My interests in early forms of imperialism extend into the early Spanish colonial era in Peru, where I collaborate with Dr. Steve Wernke, director of the “Tuti Antiguo Archaeological Project” in the Colca valley of southern highland Peru (Department of Arequipa). I am the Project Bioarchaeologist, and I oversaw the excavation and analysis of human burials from two major sectors at the site of Malata: 1) the Late Horizon (Inka era, AD 1450 – 1532) burial towers (chullpas) located at the eastern edge of the site and 2) the early colonial Spanish chapel where individuals were interred under the chapel floor. Analysis of these human remains ties into my broader interests in the biocultural effects of imperialism and colonialism, for this local Collagua ethnic group was first conquered by the Inka, and shortly thereafter, by the Spanish.
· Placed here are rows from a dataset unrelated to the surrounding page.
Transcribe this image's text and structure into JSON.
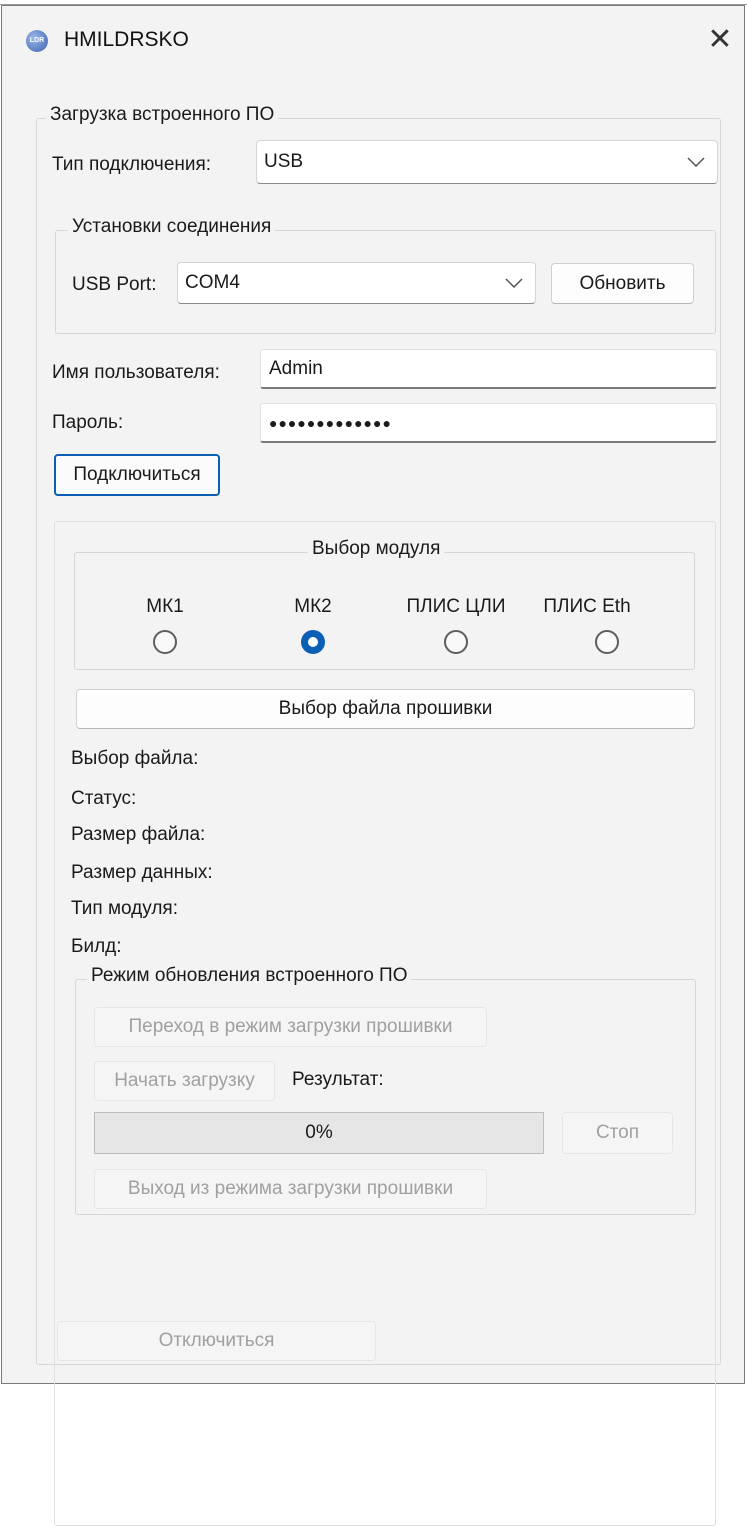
{
  "window": {
    "title": "HMILDRSKO",
    "icon_text": "LDR",
    "close_symbol": "✕"
  },
  "firmware_group": {
    "title": "Загрузка встроенного ПО",
    "connection_type_label": "Тип подключения:",
    "connection_type_value": "USB",
    "connection_settings": {
      "title": "Установки соединения",
      "port_label": "USB Port:",
      "port_value": "COM4",
      "refresh_label": "Обновить"
    },
    "username_label": "Имя пользователя:",
    "username_value": "Admin",
    "password_label": "Пароль:",
    "password_value": "●●●●●●●●●●●●●",
    "connect_label": "Подключиться"
  },
  "module_select": {
    "title": "Выбор модуля",
    "options": [
      {
        "label": "МК1",
        "checked": false
      },
      {
        "label": "МК2",
        "checked": true
      },
      {
        "label": "ПЛИС ЦЛИ",
        "checked": false
      },
      {
        "label": "ПЛИС Eth",
        "checked": false
      }
    ]
  },
  "firmware_file_button": "Выбор файла прошивки",
  "info": {
    "file": "Выбор файла:",
    "status": "Статус:",
    "file_size": "Размер файла:",
    "data_size": "Размер данных:",
    "module_type": "Тип модуля:",
    "build": "Билд:"
  },
  "update_mode": {
    "title": "Режим обновления встроенного ПО",
    "enter_mode_label": "Переход в режим загрузки прошивки",
    "start_label": "Начать загрузку",
    "result_label": "Результат:",
    "progress_text": "0%",
    "progress_value": 0,
    "stop_label": "Стоп",
    "exit_mode_label": "Выход из режима загрузки прошивки"
  },
  "disconnect_label": "Отключиться",
  "colors": {
    "accent": "#0b5fb5",
    "window_bg": "#f3f3f3",
    "disabled_text": "#a0a0a0"
  }
}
With support from the Wenner Gren Foundation for Anthropological Research (2019 – 2021), I am conducting an important study of the enslaved community that was buried without any grave markers at the former Grassmere Plantation in Nashville, Tennessee. This area is now the Nashville Zoo. In collaboration with the CRM firm, TRC Solutions, the Historic Site Manager at the Nashville Zoo (Tori Mason), and Dr. Shannon Hodges of MTSU, we have been working to reconstruct the life experiences of those individuals who were omitted from the written records at the plantation. I am directing the Vanderbilt research team in the Bioarchaeology and Stable Isotope Research Lab (BSIRL), which is using stable oxygen isotope analysis (and strontium isotope analysis in collaboration with Dr. John Krigbaum at Univ. of Florida) to examine whether the people buried there were from the local Nashville area or were forced to move to the Grassmere Plantation later in their lives. Further, the BSIRL team is conducting stable carbon and nitrogen isotope analyses to aid in reconstructing the diet and foodways of the enslaved community, revealing the ways that oppressive slaveholders diminished health through (mal)nutrition, while also showing the creative ways that enslaved peoples resisted those structures of violence and generated new forms of cultural expression through cuisine. The individuals were reburied in a ceremony (see photo below) organized by the curators at the Grassmere Historic Home and in consultation with the descendants of the last known African American family (the Morton Family) who resided there.